*** DATA PROVIDED Section Begins ***
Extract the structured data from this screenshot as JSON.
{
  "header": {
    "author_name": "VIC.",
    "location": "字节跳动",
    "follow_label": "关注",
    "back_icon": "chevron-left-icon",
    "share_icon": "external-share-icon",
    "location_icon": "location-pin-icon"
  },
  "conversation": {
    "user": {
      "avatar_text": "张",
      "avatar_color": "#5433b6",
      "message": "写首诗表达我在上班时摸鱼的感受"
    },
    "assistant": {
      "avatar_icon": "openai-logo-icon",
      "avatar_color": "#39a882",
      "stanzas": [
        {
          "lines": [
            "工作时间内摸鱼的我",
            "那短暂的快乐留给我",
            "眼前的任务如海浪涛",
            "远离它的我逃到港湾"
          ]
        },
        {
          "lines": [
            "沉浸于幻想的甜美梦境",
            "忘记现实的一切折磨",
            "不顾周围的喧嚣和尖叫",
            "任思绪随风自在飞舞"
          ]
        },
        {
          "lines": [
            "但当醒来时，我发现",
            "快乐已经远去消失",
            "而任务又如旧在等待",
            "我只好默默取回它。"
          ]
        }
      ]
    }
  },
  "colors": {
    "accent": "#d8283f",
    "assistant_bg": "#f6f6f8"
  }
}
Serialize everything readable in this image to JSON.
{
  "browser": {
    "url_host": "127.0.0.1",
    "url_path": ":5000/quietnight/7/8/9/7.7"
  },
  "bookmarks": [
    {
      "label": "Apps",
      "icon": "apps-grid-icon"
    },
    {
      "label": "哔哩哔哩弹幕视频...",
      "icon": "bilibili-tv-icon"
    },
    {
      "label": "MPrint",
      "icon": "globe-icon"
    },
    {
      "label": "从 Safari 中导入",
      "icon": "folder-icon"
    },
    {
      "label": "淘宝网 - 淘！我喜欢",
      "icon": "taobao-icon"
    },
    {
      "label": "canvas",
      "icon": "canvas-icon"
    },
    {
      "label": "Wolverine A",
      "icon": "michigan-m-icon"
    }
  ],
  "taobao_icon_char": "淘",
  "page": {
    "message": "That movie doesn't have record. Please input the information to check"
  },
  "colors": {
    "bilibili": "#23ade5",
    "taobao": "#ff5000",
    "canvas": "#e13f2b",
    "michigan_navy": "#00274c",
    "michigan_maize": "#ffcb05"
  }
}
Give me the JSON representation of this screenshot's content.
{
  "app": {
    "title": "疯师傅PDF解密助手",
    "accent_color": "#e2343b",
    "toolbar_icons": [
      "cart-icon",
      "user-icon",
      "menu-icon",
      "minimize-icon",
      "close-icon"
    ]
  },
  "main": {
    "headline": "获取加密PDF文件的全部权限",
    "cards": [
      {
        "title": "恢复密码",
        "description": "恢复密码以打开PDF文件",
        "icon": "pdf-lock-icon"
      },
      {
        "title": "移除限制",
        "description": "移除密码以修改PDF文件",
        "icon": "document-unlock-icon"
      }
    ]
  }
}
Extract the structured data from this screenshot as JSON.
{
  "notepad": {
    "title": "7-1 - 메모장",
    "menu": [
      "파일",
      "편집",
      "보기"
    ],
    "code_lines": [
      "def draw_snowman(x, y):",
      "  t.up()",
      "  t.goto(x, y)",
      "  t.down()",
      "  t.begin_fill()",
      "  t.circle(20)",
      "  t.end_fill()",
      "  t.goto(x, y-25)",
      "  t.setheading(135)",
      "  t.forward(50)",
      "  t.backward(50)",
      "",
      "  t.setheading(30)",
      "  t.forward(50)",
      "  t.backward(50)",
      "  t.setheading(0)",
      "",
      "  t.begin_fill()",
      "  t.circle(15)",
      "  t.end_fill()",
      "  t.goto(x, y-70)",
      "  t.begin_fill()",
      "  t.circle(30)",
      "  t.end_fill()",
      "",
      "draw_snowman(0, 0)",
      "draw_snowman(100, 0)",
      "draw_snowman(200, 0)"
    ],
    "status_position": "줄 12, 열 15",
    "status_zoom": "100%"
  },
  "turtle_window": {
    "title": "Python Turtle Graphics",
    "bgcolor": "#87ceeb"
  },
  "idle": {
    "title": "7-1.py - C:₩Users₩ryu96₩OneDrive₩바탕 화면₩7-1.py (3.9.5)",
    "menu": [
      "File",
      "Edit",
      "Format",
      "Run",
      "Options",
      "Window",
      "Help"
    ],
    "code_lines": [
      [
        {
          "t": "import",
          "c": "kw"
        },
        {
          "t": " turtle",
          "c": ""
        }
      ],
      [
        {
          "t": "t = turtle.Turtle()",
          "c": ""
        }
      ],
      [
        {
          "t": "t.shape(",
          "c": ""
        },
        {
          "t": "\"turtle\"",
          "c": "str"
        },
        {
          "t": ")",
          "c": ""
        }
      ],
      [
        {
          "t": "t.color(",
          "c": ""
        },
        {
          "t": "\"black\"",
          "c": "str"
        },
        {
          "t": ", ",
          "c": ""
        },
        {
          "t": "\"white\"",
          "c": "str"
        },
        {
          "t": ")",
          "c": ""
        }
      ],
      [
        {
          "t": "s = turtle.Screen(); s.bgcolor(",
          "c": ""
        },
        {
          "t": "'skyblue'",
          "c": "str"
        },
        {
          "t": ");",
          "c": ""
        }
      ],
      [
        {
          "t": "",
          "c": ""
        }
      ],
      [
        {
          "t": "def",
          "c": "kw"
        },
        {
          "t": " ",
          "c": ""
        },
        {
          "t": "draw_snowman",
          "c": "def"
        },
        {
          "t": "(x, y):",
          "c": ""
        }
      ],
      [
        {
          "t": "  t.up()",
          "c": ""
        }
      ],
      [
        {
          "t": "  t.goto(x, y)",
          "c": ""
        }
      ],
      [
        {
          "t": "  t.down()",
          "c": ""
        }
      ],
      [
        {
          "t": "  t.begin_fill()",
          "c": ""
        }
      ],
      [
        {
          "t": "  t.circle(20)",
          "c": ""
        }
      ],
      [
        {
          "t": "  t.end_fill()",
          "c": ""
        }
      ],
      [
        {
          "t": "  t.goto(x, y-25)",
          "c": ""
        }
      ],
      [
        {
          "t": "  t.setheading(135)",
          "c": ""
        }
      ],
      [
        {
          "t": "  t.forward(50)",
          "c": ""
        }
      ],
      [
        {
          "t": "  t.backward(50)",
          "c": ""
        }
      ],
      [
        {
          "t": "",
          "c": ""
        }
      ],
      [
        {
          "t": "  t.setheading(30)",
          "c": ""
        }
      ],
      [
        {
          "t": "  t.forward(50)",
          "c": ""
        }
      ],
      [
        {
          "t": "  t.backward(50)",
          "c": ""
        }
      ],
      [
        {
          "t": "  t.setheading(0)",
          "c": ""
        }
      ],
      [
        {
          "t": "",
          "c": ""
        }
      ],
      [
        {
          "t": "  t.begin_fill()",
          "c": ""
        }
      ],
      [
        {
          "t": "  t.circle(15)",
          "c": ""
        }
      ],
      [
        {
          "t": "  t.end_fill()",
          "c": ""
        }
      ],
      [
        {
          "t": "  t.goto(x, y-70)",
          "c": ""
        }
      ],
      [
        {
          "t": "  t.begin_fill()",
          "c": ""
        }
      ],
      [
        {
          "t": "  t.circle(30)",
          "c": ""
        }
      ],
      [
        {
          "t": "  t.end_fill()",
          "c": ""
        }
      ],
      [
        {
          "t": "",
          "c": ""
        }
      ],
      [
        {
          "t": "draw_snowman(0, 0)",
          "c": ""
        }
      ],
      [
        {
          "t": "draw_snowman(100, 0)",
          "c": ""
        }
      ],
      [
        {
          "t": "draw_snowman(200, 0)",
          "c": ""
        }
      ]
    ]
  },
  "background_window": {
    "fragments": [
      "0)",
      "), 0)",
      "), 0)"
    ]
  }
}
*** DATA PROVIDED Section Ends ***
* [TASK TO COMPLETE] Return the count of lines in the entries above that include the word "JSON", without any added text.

* [YOUR SOLUTION] 4